Task details
Copy each line containing the word "Output" from the records that follow, please.

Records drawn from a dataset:
---------------
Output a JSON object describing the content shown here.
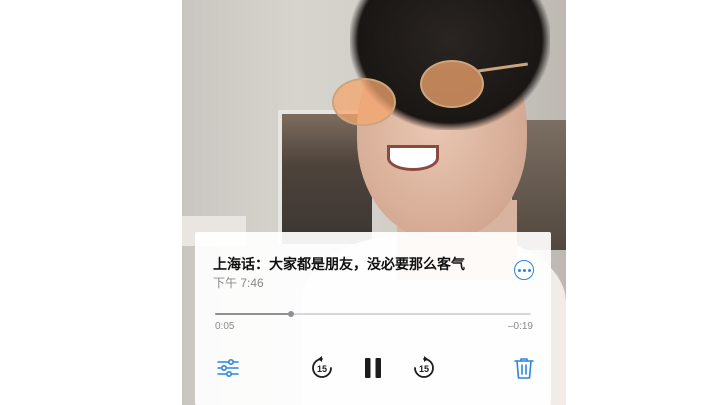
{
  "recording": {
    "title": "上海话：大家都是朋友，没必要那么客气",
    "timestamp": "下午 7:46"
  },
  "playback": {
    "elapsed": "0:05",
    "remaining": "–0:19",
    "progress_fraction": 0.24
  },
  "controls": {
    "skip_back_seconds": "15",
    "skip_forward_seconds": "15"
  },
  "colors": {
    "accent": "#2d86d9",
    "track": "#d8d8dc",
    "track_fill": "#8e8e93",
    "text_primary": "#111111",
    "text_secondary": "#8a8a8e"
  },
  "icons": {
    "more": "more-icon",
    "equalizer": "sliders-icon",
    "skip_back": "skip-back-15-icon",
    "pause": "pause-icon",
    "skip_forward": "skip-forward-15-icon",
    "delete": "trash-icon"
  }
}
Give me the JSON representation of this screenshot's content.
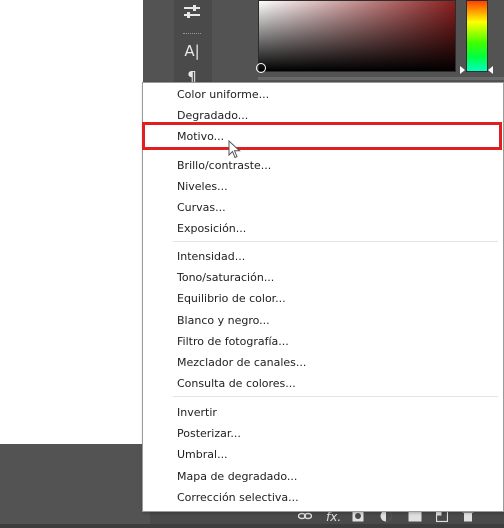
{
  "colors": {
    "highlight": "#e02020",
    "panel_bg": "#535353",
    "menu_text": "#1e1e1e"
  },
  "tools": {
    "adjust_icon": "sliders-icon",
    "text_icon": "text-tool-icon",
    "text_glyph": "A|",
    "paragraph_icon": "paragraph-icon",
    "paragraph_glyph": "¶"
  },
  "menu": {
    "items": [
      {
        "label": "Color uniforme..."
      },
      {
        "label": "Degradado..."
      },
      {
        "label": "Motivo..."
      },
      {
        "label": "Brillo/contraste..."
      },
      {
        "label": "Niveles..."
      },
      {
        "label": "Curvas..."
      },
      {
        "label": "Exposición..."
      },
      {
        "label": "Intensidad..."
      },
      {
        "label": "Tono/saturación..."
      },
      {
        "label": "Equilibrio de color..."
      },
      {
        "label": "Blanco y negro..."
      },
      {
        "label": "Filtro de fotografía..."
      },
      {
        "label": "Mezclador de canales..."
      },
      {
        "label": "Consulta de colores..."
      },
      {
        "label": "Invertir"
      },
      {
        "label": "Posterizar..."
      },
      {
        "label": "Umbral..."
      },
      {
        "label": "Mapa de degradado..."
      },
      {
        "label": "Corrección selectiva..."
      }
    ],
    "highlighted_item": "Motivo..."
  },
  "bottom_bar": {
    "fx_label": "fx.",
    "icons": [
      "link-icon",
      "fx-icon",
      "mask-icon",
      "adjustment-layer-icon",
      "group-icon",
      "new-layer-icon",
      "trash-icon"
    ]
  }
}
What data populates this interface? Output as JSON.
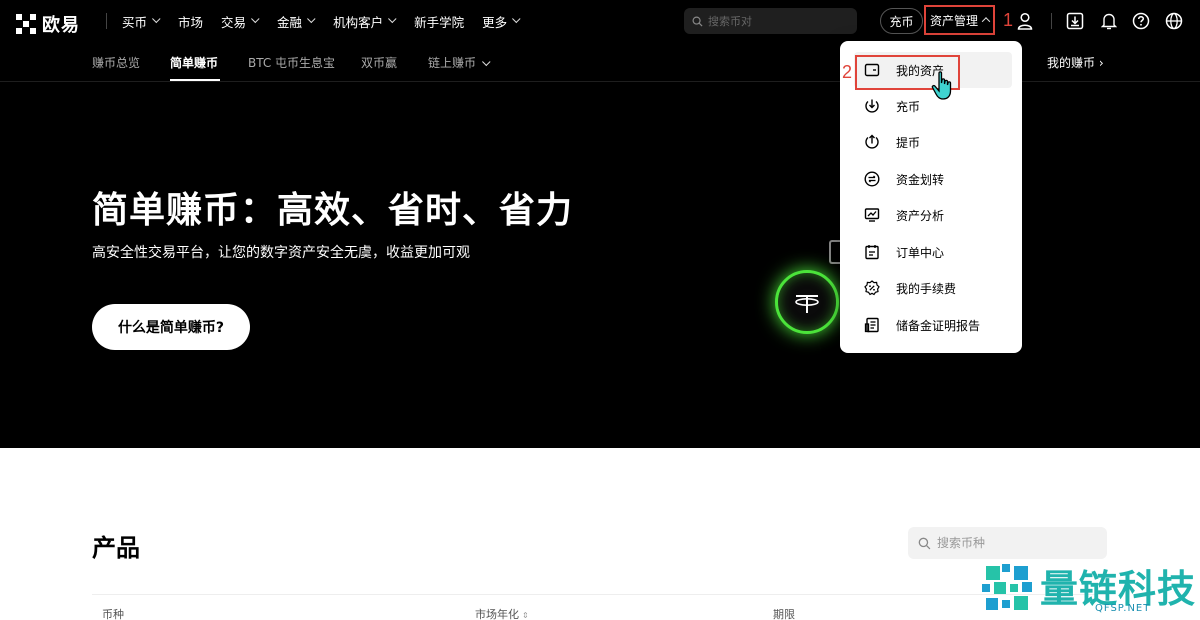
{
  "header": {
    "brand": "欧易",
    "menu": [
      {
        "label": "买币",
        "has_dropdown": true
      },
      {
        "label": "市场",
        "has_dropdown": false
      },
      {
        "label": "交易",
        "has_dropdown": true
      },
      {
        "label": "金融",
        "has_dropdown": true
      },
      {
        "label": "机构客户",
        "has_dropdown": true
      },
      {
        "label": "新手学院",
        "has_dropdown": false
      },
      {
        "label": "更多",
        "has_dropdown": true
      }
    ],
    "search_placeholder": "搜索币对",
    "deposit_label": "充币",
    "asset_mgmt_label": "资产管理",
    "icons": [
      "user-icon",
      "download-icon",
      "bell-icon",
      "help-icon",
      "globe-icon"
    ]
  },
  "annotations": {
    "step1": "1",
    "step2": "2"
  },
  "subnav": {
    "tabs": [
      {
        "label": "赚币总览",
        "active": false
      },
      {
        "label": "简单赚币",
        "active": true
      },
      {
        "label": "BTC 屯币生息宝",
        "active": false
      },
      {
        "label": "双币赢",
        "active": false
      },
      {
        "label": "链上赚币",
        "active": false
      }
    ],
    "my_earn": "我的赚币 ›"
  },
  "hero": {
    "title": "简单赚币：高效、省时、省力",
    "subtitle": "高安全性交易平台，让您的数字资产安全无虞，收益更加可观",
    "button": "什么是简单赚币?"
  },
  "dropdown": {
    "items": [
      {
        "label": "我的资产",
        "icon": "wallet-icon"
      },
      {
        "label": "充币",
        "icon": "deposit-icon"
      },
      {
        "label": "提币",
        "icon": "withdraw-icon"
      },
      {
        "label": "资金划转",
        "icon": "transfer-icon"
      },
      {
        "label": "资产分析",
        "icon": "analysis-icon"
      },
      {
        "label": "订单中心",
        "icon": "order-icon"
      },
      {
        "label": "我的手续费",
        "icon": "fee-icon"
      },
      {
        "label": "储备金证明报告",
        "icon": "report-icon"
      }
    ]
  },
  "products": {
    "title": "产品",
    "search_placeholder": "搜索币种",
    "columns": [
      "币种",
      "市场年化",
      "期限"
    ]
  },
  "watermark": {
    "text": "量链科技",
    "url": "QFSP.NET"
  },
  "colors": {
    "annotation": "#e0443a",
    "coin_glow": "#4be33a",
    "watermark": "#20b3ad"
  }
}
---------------
Solved exercise
Output a JSON object describing the content shown here.
What data populates this interface? Output as JSON.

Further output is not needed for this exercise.